|US4661367 *||27 Sep 1985||28 Apr 1987||Imperial Chemical Industries Plc||Process for the manufacture of colored intagliated articles|
|US4713248 *||8 Feb 1985||15 Dec 1987||A/S Alfred Benzon||Diffusion coated multiple-units dosage form|
|US4716041 *||8 Feb 1985||29 Dec 1987||A/S Alfred Benzon||Diffusion coated multiple-units dosage form|
|US4720378 *||22 Jul 1986||19 Jan 1988||Imperial Chemical Industries Plc||Coated colored intagliated articles|
|US5002772 *||31 May 1988||26 Mar 1991||Pfizer Inc.||Gastric retention system for controlled drug release|
|US5002775 *||4 Mar 1983||26 Mar 1991||Sumitomo Chemical Company, Limited||Tablets having clear impressed marks and method for making same|
|US5256440 *||22 Jun 1992||26 Oct 1993||Merck & Co., Inc.||Process for producing a tablet core aperture|

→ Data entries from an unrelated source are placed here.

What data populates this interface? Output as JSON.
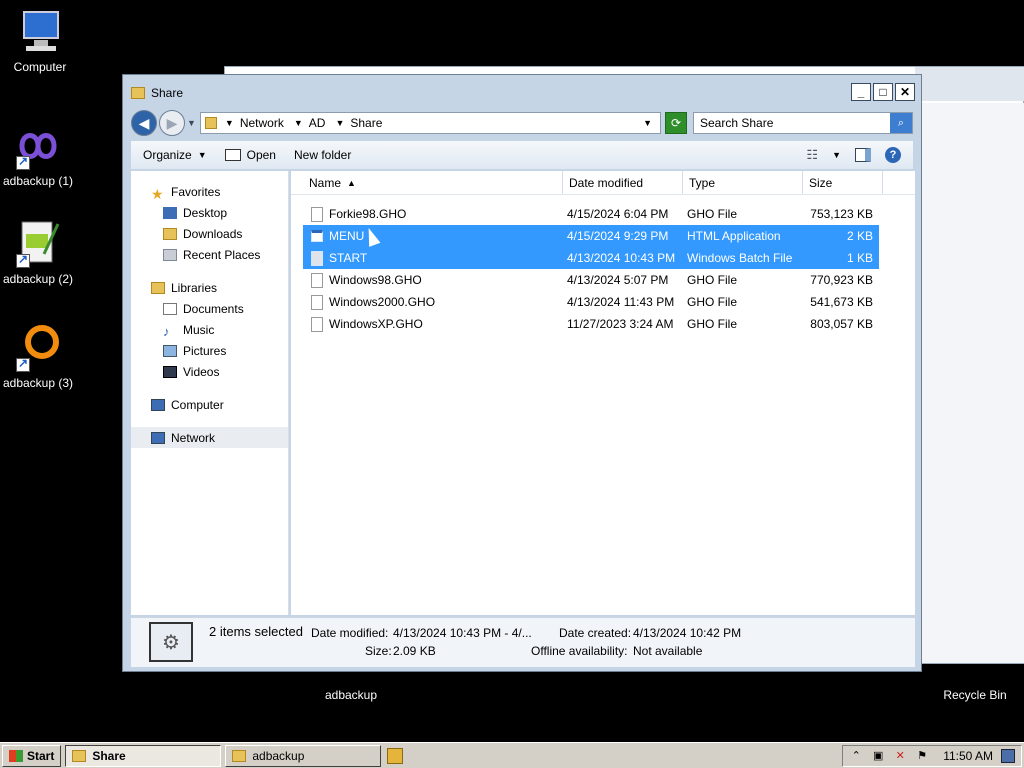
{
  "desktop": {
    "icons": [
      {
        "label": "Computer"
      },
      {
        "label": "adbackup (1)"
      },
      {
        "label": "adbackup (2)"
      },
      {
        "label": "adbackup (3)"
      },
      {
        "label": "adbackup"
      },
      {
        "label": "Recycle Bin"
      }
    ]
  },
  "window": {
    "title": "Share",
    "breadcrumb": [
      "Network",
      "AD",
      "Share"
    ],
    "search_placeholder": "Search Share",
    "toolbar": {
      "organize": "Organize",
      "open": "Open",
      "new_folder": "New folder"
    },
    "nav": {
      "favorites": "Favorites",
      "favorites_items": [
        "Desktop",
        "Downloads",
        "Recent Places"
      ],
      "libraries": "Libraries",
      "libraries_items": [
        "Documents",
        "Music",
        "Pictures",
        "Videos"
      ],
      "computer": "Computer",
      "network": "Network"
    },
    "columns": {
      "name": "Name",
      "date": "Date modified",
      "type": "Type",
      "size": "Size"
    },
    "files": [
      {
        "name": "Forkie98.GHO",
        "date": "4/15/2024 6:04 PM",
        "type": "GHO File",
        "size": "753,123 KB"
      },
      {
        "name": "MENU",
        "date": "4/15/2024 9:29 PM",
        "type": "HTML Application",
        "size": "2 KB"
      },
      {
        "name": "START",
        "date": "4/13/2024 10:43 PM",
        "type": "Windows Batch File",
        "size": "1 KB"
      },
      {
        "name": "Windows98.GHO",
        "date": "4/13/2024 5:07 PM",
        "type": "GHO File",
        "size": "770,923 KB"
      },
      {
        "name": "Windows2000.GHO",
        "date": "4/13/2024 11:43 PM",
        "type": "GHO File",
        "size": "541,673 KB"
      },
      {
        "name": "WindowsXP.GHO",
        "date": "11/27/2023 3:24 AM",
        "type": "GHO File",
        "size": "803,057 KB"
      }
    ],
    "details": {
      "selected": "2 items selected",
      "date_modified_label": "Date modified:",
      "date_modified_value": "4/13/2024 10:43 PM - 4/...",
      "date_created_label": "Date created:",
      "date_created_value": "4/13/2024 10:42 PM",
      "size_label": "Size:",
      "size_value": "2.09 KB",
      "offline_label": "Offline availability:",
      "offline_value": "Not available"
    }
  },
  "taskbar": {
    "start": "Start",
    "tasks": [
      "Share",
      "adbackup"
    ],
    "clock": "11:50 AM"
  }
}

|US5279832 *||15 Jan 1992||18 Jan 1994||Degussa Ag||Active-substance preparation for oral administration, especially to ruminants|

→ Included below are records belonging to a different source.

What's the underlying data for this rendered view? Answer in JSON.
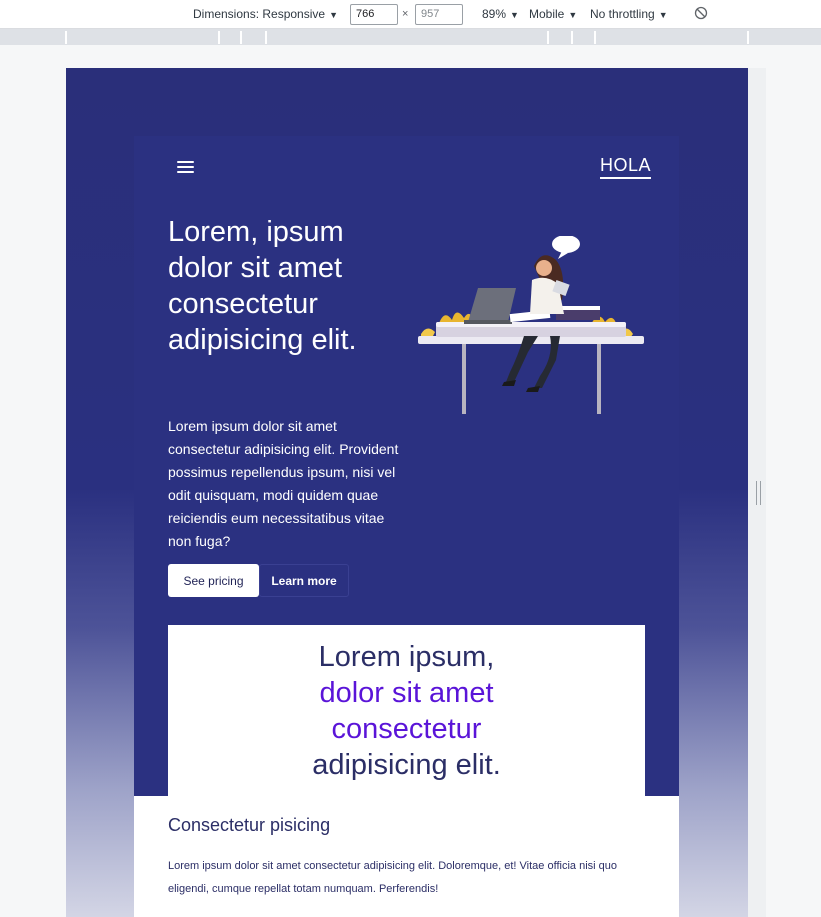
{
  "devtools": {
    "dimensions_label": "Dimensions: Responsive",
    "width_value": "766",
    "height_value": "957",
    "times": "×",
    "zoom": "89%",
    "device": "Mobile",
    "throttling": "No throttling",
    "caret": "▼",
    "icons": {
      "rotate": "rotate-icon",
      "resize": "resize-handle-icon"
    }
  },
  "site": {
    "brand": "HOLA",
    "menu_icon": "hamburger-menu-icon",
    "hero": {
      "title": "Lorem, ipsum dolor sit amet consectetur adipisicing elit.",
      "body": "Lorem ipsum dolor sit amet consectetur adipisicing elit. Provident possimus repellendus ipsum, nisi vel odit quisquam, modi quidem quae reiciendis eum necessitatibus vitae non fuga?",
      "primary_button": "See pricing",
      "secondary_button": "Learn more",
      "illustration": "woman-at-desk-illustration"
    },
    "quote": {
      "line1": "Lorem ipsum,",
      "line2": "dolor sit amet",
      "line3": "consectetur",
      "line4": "adipisicing elit."
    },
    "section": {
      "title": "Consectetur pisicing",
      "body": "Lorem ipsum dolor sit amet consectetur adipisicing elit. Doloremque, et! Vitae officia nisi quo eligendi, cumque repellat totam numquam. Perferendis!"
    },
    "colors": {
      "hero_bg": "#2b3181",
      "accent": "#5a14d8",
      "text_dark": "#2b2e66",
      "white": "#ffffff"
    }
  }
}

|US5391378 *||22 Feb 1993||21 Feb 1995||Elizabeth-Hata International, Inc.||Two-part medicinal tablet and method of manufacture|
|Citing Patent||Filing date||Publication date||Applicant||Title|

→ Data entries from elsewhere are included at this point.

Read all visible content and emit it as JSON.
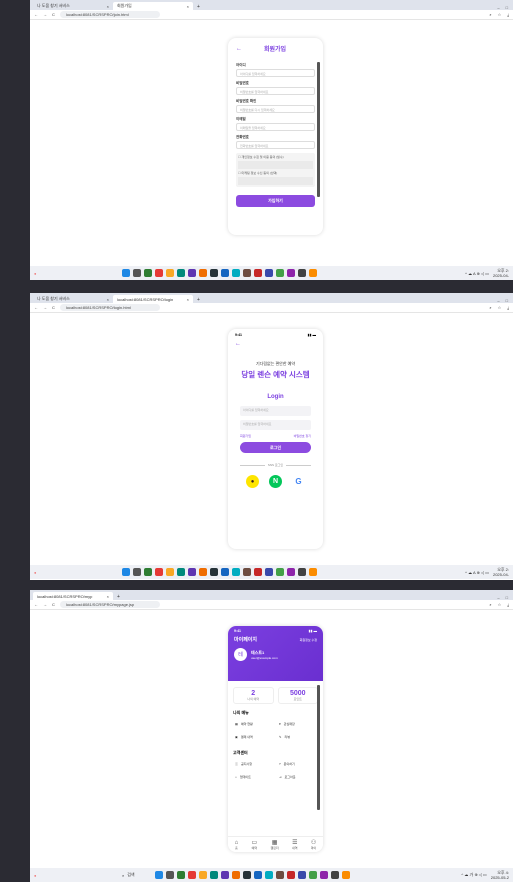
{
  "windows": [
    {
      "tabs": [
        "나 도움 창기 서비스",
        "회원가입"
      ],
      "url": "localhost:8081/SCRSPRO/join.html"
    },
    {
      "tabs": [
        "나 도움 창기 서비스",
        "localhost:8081/SCRSPRO/login"
      ],
      "url": "localhost:8081/SCRSPRO/login.html"
    },
    {
      "tabs": [
        "localhost:8081/SCRSPRO/myp"
      ],
      "url": "localhost:8081/SCRSPRO/mypage.jsp"
    }
  ],
  "join": {
    "title": "회원가입",
    "fields": [
      {
        "label": "아이디",
        "placeholder": "아이디를 입력하세요"
      },
      {
        "label": "비밀번호",
        "placeholder": "비밀번호를 입력하세요"
      },
      {
        "label": "비밀번호 확인",
        "placeholder": "비밀번호를 다시 입력하세요"
      },
      {
        "label": "이메일",
        "placeholder": "이메일을 입력하세요"
      },
      {
        "label": "전화번호",
        "placeholder": "전화번호를 입력하세요"
      }
    ],
    "agree1": "개인정보 수집 및 이용 동의 (필수)",
    "agree2": "마케팅 정보 수신 동의 (선택)",
    "submit": "가입하기"
  },
  "login": {
    "time": "9:41",
    "subtitle": "기다림없는 편안한 예약",
    "title": "당일 렌슨 예약 시스템",
    "heading": "Login",
    "id_placeholder": "아이디를 입력하세요",
    "pw_placeholder": "비밀번호를 입력하세요",
    "signup": "회원가입",
    "find_pw": "비밀번호 찾기",
    "login_btn": "로그인",
    "divider": "SNS 로그인"
  },
  "mypage": {
    "time": "9:41",
    "title": "마이페이지",
    "edit": "회원정보 수정",
    "avatar": "테",
    "name": "테스트1",
    "email": "user@example.com",
    "stat1_value": "2",
    "stat1_label": "나의 예약",
    "stat2_value": "5000",
    "stat2_label": "포인트",
    "menu_title": "나의 메뉴",
    "menu": [
      "예약 현황",
      "관심매장",
      "결제 내역",
      "리뷰"
    ],
    "cs_title": "고객센터",
    "cs": [
      "공지사항",
      "문의하기",
      "업데이트",
      "로그아웃"
    ],
    "nav": [
      "홈",
      "예약",
      "캘린더",
      "내역",
      "마이"
    ]
  },
  "taskbar": {
    "search": "검색",
    "time1": "오후 2:",
    "date1": "2025-04-",
    "time3": "오후 4:",
    "date3": "2025-05-2"
  }
}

|US6106267 *||5 Jun 1998||22 Aug 2000||Aylward; John T.||Apparatus for forming a compression-molded product|
|US8069782||19 Dec 2005||6 Dec 2011||Nanoink, Inc.||Stamps with micrometer- and nanometer-scale features and methods of fabrication thereof|
|US8835500 *||30 Jan 2009||16 Sep 2014||BHI Limited Partership||Pharmaceutical formulations of amyloid inhibiting compounds|
|US20060002986 *||9 Jun 2005||5 Jan 2006||Smithkline Beecham Corporation||Pharmaceutical product|
|US20080199406 *||14 Feb 2008||21 Aug 2008||Csem Centre Suisse D'electronique Et De Microtechnique Sa||Verification Method|
|US20090182056 *||30 Jan 2009||16 Jul 2009||Julie Laurin||Pharmaceutical formulations of amyloid inhibiting compounds|
|US20100294146 *||19 Dec 2005||25 Nov 2010||Nanoink, Inc.||Stamps with micrometer-and nanometer-scale features and methods of fabrication thereof|
|US20100297228 *||29 Oct 2008||25 Nov 2010||Nanolnk, Inc.||Universal coating for imprinting identification features|
|US20140227356 *||15 Oct 2012||14 Aug 2014||Hanmi Pharm Co., Ltd.||Composite formulation comprising a tablet encapsulated in a hard capsule|
|U.S. Classification||424/464, 424/475, 424/474, 424/467|
|International Classification||A61J3/10, A61K9/30, A61K9/20, A61J3/00|
|Cooperative Classification||A61J2205/50, A61J2205/40, A61K9/2072, A61J3/007, A61J3/10|
|European Classification||A61J3/10, A61J3/00M, A61K9/20K|
|1 May 1995||AS||Assignment|
Owner name: TIME-CAP LABS, INC, NEW YORK
Free format text: ASSIGNMENT OF ASSIGNORS INTEREST;ASSIGNOR:ERRIGO, JOSEPH A.;REEL/FRAME:007441/0969
Effective date: 19950412
|16 Apr 2001||FPAY||Fee payment|
Year of fee payment: 4
|3 Dec 2004||FPAY||Fee payment|
Year of fee payment: 8
|12 Dec 2008||FPAY||Fee payment|
Year of fee payment: 12